Mr. Everett, You not only played the lead in your latest film, The Happy Prince, but directed it, too. Was it very difficult doing both at once?
I was the best director I ever had (he laughs). I was never particularly happy with my performance during the shoot because I kept having to jump back and forth between directing and acting. But during the editing process I was able to put the scenes together in such a way that I looked good. We actors like to complain about directors always using our weakest moments, but this time I was able to pick out the best ones myself.
You play Oscar Wilde in the final months of his life. Is there a spiritual kinship between the two of you?
There are parallels, of course: I am openly gay, and Wilde’s tragedy lay in his sexuality. If you’re gay, you still don’t really belong in Hollywood today. You’re an outsider who’s allowed to play the odd part but usually comes up against a brick wall.
You shot large parts of the movie in Bavaria. What was it like, working in Germany?
Absolutley fantastic! The boss of the Munich tourism office came up with the brilliant idea of showing me Upper Franconia. I discovered three crumbling castles there: Thurnau, Mitwitz and Schmölz. Perfect backdrops! They had millions of rooms, stood in for Paris and ghettos, and gave me dining halls and prisons – everything I needed, in fact. It was amazing fun, transforming Franconia into 19th-century France. They even silenced the church bells for me.

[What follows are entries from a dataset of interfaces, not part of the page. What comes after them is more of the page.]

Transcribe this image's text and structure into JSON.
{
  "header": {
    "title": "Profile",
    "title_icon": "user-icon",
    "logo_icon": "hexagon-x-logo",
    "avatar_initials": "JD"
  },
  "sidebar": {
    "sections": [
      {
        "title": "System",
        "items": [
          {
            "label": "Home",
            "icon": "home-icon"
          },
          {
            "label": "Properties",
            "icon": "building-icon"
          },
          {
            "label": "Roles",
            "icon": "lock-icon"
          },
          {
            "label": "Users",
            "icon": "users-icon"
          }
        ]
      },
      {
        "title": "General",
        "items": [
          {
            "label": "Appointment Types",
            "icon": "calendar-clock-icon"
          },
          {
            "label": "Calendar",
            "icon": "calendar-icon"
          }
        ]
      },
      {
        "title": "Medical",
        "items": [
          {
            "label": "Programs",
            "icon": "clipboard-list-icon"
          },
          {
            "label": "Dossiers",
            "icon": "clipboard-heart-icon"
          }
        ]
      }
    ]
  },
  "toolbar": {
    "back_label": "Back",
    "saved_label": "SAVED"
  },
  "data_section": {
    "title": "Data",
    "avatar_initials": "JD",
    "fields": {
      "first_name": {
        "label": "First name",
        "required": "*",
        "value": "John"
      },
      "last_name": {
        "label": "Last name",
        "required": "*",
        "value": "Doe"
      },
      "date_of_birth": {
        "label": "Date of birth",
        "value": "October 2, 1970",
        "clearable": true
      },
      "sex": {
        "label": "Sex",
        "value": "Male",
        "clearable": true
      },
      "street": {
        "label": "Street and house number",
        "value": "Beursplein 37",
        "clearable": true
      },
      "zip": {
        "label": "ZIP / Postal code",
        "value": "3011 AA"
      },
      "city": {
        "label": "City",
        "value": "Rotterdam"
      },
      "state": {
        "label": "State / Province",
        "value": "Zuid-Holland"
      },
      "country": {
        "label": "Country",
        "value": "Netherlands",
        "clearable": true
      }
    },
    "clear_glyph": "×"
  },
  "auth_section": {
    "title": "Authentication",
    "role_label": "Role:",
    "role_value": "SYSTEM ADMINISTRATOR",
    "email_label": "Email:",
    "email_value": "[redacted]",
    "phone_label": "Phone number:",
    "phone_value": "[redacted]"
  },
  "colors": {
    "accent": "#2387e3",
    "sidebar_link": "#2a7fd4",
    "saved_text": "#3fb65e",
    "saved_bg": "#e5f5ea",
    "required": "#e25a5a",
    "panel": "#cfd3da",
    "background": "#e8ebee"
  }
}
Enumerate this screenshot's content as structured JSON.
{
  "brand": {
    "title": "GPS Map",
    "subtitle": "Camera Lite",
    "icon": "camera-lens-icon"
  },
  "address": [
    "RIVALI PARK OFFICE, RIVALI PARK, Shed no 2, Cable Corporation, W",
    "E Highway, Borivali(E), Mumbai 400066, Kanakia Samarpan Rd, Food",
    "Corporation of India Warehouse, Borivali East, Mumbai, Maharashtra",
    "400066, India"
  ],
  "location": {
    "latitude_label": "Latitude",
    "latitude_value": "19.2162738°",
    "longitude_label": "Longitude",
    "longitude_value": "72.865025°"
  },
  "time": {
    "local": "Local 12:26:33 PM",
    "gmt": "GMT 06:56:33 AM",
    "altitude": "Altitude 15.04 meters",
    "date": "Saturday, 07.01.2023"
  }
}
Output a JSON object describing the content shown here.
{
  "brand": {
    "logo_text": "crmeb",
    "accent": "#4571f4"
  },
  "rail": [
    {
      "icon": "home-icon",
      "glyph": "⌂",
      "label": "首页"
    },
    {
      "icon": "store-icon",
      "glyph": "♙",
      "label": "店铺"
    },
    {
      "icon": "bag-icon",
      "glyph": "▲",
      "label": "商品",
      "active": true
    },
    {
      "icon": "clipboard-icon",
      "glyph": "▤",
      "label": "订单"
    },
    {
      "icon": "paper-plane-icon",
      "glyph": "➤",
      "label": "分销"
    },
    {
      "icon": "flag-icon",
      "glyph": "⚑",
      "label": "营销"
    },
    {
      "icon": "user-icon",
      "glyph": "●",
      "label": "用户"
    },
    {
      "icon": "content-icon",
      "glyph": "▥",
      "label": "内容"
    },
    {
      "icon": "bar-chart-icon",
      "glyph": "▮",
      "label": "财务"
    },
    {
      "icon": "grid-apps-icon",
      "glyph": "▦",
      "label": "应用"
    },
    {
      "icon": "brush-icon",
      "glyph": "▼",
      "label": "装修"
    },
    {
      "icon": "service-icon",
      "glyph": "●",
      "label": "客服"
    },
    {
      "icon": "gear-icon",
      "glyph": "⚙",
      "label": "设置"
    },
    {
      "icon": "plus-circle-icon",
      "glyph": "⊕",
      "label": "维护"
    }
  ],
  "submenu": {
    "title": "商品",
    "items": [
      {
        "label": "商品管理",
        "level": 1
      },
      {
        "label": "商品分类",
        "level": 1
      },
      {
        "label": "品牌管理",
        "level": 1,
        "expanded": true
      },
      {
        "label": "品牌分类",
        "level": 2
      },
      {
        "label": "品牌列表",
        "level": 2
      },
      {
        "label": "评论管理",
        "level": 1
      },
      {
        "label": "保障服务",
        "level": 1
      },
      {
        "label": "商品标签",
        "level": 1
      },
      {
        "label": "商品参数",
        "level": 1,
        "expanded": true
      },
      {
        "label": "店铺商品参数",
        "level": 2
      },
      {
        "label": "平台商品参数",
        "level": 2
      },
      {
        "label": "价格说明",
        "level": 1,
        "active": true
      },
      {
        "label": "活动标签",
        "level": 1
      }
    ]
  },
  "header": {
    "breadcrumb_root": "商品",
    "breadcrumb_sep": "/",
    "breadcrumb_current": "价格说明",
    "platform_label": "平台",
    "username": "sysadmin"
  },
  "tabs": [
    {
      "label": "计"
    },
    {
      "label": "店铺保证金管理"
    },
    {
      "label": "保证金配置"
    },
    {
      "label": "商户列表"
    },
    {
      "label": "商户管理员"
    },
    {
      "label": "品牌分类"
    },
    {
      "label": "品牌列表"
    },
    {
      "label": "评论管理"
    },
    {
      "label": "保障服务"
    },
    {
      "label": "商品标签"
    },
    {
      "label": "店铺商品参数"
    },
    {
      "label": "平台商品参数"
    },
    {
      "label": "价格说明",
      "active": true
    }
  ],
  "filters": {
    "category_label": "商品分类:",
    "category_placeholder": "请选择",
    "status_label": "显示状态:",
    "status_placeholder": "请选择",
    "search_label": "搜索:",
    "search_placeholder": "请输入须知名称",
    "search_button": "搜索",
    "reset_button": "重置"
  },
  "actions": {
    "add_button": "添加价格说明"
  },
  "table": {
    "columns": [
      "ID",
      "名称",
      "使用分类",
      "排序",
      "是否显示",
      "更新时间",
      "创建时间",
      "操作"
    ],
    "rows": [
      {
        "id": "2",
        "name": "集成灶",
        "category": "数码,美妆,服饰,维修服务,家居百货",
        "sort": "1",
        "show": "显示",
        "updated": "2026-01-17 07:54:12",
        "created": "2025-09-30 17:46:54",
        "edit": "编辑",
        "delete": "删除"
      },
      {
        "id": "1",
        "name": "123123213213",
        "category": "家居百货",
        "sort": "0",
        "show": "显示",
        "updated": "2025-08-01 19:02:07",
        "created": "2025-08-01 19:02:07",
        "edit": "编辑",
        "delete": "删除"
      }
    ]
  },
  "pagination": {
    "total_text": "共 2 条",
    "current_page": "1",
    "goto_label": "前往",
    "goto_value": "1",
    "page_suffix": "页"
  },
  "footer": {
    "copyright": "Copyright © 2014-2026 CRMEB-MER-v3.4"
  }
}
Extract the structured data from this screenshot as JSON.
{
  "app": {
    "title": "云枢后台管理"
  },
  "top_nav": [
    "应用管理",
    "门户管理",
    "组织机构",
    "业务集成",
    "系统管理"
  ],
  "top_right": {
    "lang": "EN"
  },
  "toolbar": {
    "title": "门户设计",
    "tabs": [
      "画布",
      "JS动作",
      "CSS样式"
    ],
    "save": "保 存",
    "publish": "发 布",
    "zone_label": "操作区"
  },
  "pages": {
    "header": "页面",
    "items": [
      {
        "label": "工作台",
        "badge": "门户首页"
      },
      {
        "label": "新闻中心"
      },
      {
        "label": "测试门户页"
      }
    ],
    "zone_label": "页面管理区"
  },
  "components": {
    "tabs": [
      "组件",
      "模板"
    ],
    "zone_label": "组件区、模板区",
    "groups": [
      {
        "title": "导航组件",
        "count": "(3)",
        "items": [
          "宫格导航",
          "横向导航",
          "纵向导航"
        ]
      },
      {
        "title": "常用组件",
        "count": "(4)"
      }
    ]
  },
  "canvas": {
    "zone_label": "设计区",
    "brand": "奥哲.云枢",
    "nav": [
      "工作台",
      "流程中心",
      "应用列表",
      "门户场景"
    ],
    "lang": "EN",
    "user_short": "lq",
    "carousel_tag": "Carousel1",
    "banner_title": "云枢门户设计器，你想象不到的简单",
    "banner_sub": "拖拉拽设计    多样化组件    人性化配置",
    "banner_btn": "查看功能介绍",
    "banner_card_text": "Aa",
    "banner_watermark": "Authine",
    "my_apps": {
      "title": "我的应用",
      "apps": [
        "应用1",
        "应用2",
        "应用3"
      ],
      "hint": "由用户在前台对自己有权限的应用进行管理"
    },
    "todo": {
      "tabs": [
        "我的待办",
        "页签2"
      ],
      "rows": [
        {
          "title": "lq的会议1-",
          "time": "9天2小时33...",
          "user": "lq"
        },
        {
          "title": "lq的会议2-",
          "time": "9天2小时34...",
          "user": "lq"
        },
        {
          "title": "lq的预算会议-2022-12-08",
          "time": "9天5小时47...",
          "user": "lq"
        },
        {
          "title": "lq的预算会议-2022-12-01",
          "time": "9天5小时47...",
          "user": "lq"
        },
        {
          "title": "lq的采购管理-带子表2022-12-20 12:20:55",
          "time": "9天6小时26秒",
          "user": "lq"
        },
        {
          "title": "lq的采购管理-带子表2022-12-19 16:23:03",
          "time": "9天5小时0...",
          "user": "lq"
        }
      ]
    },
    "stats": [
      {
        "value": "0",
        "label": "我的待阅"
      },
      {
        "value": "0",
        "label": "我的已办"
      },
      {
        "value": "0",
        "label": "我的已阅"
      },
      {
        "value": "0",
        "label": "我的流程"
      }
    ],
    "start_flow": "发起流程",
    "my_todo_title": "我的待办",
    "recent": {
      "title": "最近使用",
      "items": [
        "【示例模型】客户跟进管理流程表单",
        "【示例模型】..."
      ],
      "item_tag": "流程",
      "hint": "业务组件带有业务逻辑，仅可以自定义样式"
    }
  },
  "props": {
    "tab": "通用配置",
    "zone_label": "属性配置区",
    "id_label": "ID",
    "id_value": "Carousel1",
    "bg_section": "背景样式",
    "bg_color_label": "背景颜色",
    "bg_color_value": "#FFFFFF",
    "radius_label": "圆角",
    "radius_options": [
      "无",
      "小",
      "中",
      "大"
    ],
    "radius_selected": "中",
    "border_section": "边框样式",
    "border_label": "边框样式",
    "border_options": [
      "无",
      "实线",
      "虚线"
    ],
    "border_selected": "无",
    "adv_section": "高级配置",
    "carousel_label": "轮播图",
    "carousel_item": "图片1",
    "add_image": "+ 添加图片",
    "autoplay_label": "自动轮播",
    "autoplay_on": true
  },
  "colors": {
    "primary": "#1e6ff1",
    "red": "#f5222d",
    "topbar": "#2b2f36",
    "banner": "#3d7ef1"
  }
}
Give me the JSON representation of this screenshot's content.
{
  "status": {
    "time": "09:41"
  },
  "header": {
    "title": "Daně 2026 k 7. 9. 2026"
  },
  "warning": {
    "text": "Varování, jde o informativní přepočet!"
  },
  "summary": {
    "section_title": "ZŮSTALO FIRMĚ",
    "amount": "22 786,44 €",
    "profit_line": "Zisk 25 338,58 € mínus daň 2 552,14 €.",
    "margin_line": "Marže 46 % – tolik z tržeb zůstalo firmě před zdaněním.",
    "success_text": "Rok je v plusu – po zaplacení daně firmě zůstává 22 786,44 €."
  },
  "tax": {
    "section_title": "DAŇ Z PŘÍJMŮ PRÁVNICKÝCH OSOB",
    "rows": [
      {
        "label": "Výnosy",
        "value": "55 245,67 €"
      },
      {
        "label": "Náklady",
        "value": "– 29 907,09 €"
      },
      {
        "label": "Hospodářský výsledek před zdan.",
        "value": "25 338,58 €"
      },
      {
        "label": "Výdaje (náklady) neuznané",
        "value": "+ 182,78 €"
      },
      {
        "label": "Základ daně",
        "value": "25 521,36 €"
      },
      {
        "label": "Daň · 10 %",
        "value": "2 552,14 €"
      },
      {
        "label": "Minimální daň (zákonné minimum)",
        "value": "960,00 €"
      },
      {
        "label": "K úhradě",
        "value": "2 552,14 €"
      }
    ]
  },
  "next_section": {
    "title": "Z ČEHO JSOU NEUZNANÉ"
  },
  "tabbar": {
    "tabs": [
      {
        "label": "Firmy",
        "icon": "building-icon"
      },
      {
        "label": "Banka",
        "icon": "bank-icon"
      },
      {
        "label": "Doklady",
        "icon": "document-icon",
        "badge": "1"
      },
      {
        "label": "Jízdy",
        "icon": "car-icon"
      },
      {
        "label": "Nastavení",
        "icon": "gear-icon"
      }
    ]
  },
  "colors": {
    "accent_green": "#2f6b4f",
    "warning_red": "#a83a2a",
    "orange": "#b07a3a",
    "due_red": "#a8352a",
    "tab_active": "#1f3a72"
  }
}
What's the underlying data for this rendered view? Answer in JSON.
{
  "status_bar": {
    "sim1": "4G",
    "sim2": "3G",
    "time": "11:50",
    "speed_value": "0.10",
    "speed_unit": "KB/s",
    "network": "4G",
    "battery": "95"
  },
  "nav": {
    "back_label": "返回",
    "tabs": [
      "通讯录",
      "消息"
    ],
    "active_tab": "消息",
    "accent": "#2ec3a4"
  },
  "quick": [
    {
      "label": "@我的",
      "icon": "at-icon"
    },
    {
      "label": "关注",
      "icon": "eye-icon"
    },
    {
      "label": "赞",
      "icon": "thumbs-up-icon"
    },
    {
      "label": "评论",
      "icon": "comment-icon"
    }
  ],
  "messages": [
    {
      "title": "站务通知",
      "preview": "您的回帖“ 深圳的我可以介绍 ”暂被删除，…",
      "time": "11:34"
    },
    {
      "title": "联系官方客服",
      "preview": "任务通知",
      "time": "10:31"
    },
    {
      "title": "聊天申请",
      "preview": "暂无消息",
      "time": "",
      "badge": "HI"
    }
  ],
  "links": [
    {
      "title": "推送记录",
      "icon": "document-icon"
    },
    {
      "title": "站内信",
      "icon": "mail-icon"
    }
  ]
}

Seriously? They actually turned the church bells off for you?
We were staying at a guesthouse right next door to the church, and the bells rang every quarter of an hour. I was blazing mad and after the first night, begged the mayor to stop the bells. “But they’ve been ringing since 1498,” he protested. “Who cares!” (He laughs). What can I say? He turned them off at night. I am now on an equal footing with Lauren Bacall, the great actor who nearly left an English town because she couldn’t bear the bells. They were stopped for her, too.
Did having old friends like Colin Firth and Emily Watson on the set make your directorial debut easier?
Without them, I might have given up on the project! Ten years ago, when I wrote the script, they gave me scribbled notes saying they would play. Colin has meanwhile become a megastar, but I waved the note under his nose whenever we saw each other – even on the red carpet at the Oscars. As a man of honor, Colin naturally kept his word. And I was able to show off with my stars in front of potential sponsors.
Your career has been a roller-coaster ride. One of the high points was My Best Friend’s Wedding. But there were also lows. How do you cope with the ups and downs?
Film careers develop so fast today that it’s a wonder they even last more than two years. That uncertainty is the only downside to fame. To be always dancing on the edge of a volcano is okay when you’re 18, but it’s exhausting as an adult. In this game, you can’t be sure of anything, least of all at my age.
Would you like to be 25 again?
No, and I certainly wouldn’t swap places with a teenager, either. The pace of life is so crazy – so many changes that would once have taken 50 years now take place within just a few months!
In this game, you can’t be sure of anything, least of all at my age
Are you interested in history?
I most certainly am! My dog, Mo, and I have often been witness to historical events. We were in Berlin when the wall came down in 1989. Mo just looked bewildered, but I thought, “My God, this is history!” We saw the tanks outside the Kremlin in 1991 during the putsch against Gorbachev. And Mo and I were just a couple of streets away from the World Trade Center on September 11, 2001. My poor dog died shortly after – that was just too much modern history for him.
Do you plan to continue telling stories as a director?
I would like to, but I wonder whether at 58, I’m still in touch with the zeitgeist. I was in Berlin for the first time in 1976 and had the best time of my life. Millennials would have a heart attack if they knew what we got up to. Berlin was like New York in the 1970s – so free! I’m afraid that era had such a huge impact on me that I never really made it into the present.
These days, you act less like a diva and more like an elder statesman. Have you made your peace with the world?
Yes, I’m optimistic and I don’t understand why so many people are so dissatisfied. I think that on the whole, the world is developing for the better. It’s incredible what we have achieved in terms of human rights and progress in just 100 years compared with the millennia that went before. But that doesn’t mean we should stop fighting to achieve more, of course.
If you had a time machine, where would you go?
To Marie Antoinette’s Versailles! I would love to know how the court worked, what they ate, what life was like. And I would also like to travel back in time to the World Wars I and II …
All of the men in my family fought in World War II. Until I was 10, I thought I’d been born in the war because no one ever talked about anything else. I would also like to visit Charlemagne, Henry VIII, Bach, Mozart and Marie-Thérèse – and Ancient Rome …
… but you would need an eternity to do all that!
No, each trip would be over in the blink of an eye. I would be back before I had finished this sentence.